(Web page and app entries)
<<<<
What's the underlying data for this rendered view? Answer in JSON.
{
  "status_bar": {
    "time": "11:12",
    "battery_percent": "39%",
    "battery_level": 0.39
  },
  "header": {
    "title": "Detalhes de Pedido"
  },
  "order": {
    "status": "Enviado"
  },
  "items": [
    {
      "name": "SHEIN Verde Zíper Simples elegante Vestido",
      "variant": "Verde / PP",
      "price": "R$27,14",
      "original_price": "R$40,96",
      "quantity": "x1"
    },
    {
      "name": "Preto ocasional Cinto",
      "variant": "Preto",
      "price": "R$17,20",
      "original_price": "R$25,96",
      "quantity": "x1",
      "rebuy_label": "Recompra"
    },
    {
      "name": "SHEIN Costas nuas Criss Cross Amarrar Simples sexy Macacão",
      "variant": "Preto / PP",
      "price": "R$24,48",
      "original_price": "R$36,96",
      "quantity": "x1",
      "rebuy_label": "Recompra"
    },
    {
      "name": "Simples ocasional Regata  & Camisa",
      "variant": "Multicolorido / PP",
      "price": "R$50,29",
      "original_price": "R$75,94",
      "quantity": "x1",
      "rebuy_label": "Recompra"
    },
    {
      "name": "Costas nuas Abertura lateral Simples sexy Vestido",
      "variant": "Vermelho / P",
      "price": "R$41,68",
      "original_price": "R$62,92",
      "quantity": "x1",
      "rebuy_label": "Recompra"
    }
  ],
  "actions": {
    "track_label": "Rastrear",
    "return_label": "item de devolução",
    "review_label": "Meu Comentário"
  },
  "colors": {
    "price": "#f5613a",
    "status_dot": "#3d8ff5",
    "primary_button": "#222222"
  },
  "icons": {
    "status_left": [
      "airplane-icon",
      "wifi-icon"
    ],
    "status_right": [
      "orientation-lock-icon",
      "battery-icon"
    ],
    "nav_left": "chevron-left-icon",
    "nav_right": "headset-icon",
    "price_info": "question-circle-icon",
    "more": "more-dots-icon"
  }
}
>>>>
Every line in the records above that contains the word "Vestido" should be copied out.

      "name": "SHEIN Verde Zíper Simples elegante Vestido",
      "name": "Costas nuas Abertura lateral Simples sexy Vestido",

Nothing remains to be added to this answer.